The share price of packaging group Nampak fell to a more than two-decade low on Monday, after it warned headline earnings had plummeted in its year to end-September due to a R1.9bn foreign-exchange loss in Zimbabwe.
The company’s share price slid as much as 10.8% in morning trade on Monday, with the group also warning it seen higher than anticipated effective tax charges during the period.
This was due to legislative changes in Angola that capped the deductibility of foreign-exchange losses.
The group, which has a market capitalisation of R4.6bn, expects a headline loss for continuing and discontinued operations of between 18.9c and 19.9c, from headline earnings per share of 173.3c previously.
The company also expects a loss per share from continuing and discontinued operations of between 129.5c and 136.1c, from earnings per share of 76c previously.
Headline earnings per share exclude capital profits, but include foreign-exchange losses. Earnings per share include capital profits, as well as asset impairments.
The company has previously warned currency volatility in Angola and Zimbabwe were significantly weighing on its performance.
This was part of the reason it opted not to resume dividend payments for its six months to end-March, although finalisation of the disposal of its glass business was also a factor.
In September, the company announced it had sold that business to Isanti Glass 1 for R1.5bn, an entity 60% held by black-owned investment company Kwande, and 40%-owned by a subsidiary of AB InBev.
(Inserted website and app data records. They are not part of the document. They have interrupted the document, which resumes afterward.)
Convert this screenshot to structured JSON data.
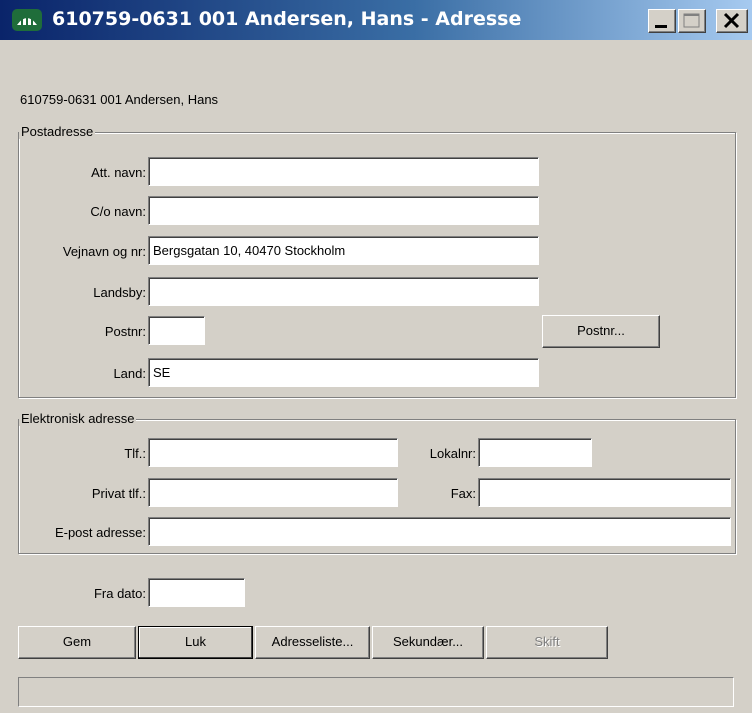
{
  "window": {
    "title": "610759-0631 001 Andersen, Hans - Adresse"
  },
  "header": {
    "person": "610759-0631 001 Andersen, Hans"
  },
  "postadresse": {
    "group_title": "Postadresse",
    "att_navn_label": "Att. navn:",
    "att_navn_value": "",
    "co_navn_label": "C/o navn:",
    "co_navn_value": "",
    "vejnavn_label": "Vejnavn og nr:",
    "vejnavn_value": "Bergsgatan 10, 40470 Stockholm",
    "landsby_label": "Landsby:",
    "landsby_value": "",
    "postnr_label": "Postnr:",
    "postnr_value": "",
    "postnr_button": "Postnr...",
    "land_label": "Land:",
    "land_value": "SE"
  },
  "elektronisk": {
    "group_title": "Elektronisk adresse",
    "tlf_label": "Tlf.:",
    "tlf_value": "",
    "lokalnr_label": "Lokalnr:",
    "lokalnr_value": "",
    "privat_tlf_label": "Privat tlf.:",
    "privat_tlf_value": "",
    "fax_label": "Fax:",
    "fax_value": "",
    "epost_label": "E-post adresse:",
    "epost_value": ""
  },
  "fra_dato": {
    "label": "Fra dato:",
    "value": ""
  },
  "buttons": {
    "gem": "Gem",
    "luk": "Luk",
    "adresseliste": "Adresseliste...",
    "sekundaer": "Sekundær...",
    "skift": "Skift"
  },
  "status": {
    "text": ""
  }
}
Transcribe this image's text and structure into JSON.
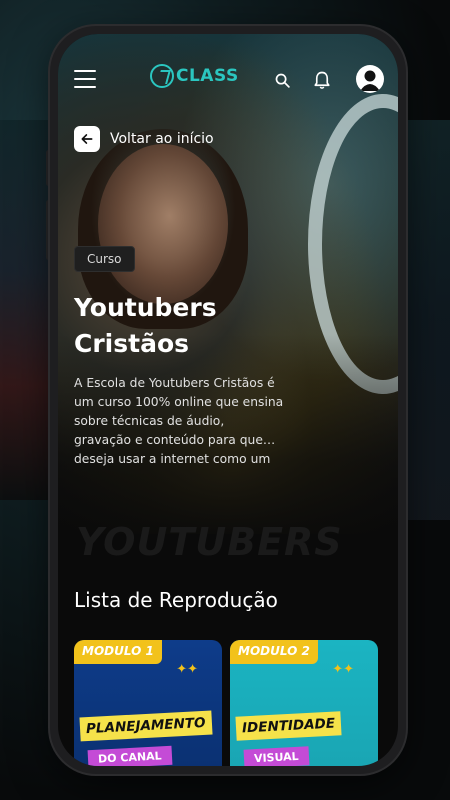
{
  "header": {
    "logo_text": "CLASS",
    "logo_mark": "7",
    "menu_icon": "hamburger-icon",
    "search_icon": "search-icon",
    "bell_icon": "bell-icon",
    "avatar_icon": "user-avatar-icon"
  },
  "back": {
    "label": "Voltar ao início",
    "icon": "arrow-left-icon"
  },
  "course": {
    "badge": "Curso",
    "title": "Youtubers Cristãos",
    "description": "A Escola de Youtubers Cristãos é um curso 100% online que ensina sobre técnicas de áudio, gravação e conteúdo para que… deseja usar a internet como um",
    "watermark": "YOUTUBERS"
  },
  "playlist": {
    "title": "Lista de Reprodução",
    "modules": [
      {
        "tag": "MODULO 1",
        "title": "PLANEJAMENTO",
        "subtitle": "DO CANAL",
        "color": "#0e3c8a"
      },
      {
        "tag": "MODULO 2",
        "title": "IDENTIDADE",
        "subtitle": "VISUAL",
        "color": "#1bb4c2"
      }
    ]
  },
  "colors": {
    "accent": "#2bc6c0",
    "highlight": "#f2c21b",
    "badge_bg": "#1f1f1f"
  }
}
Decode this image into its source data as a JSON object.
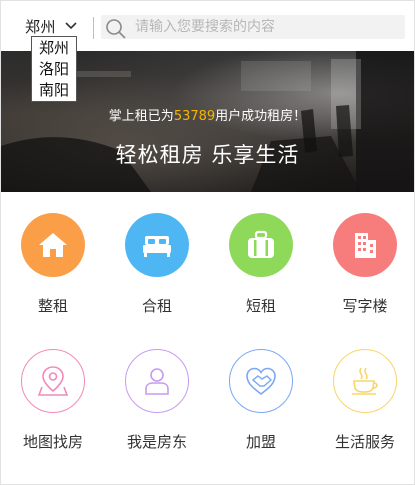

At 1.43pm Nampak’s share price was 6.56% lower at R6.70, having earlier fallen as much as 10.8% to R6.39, its worst level since December 1998.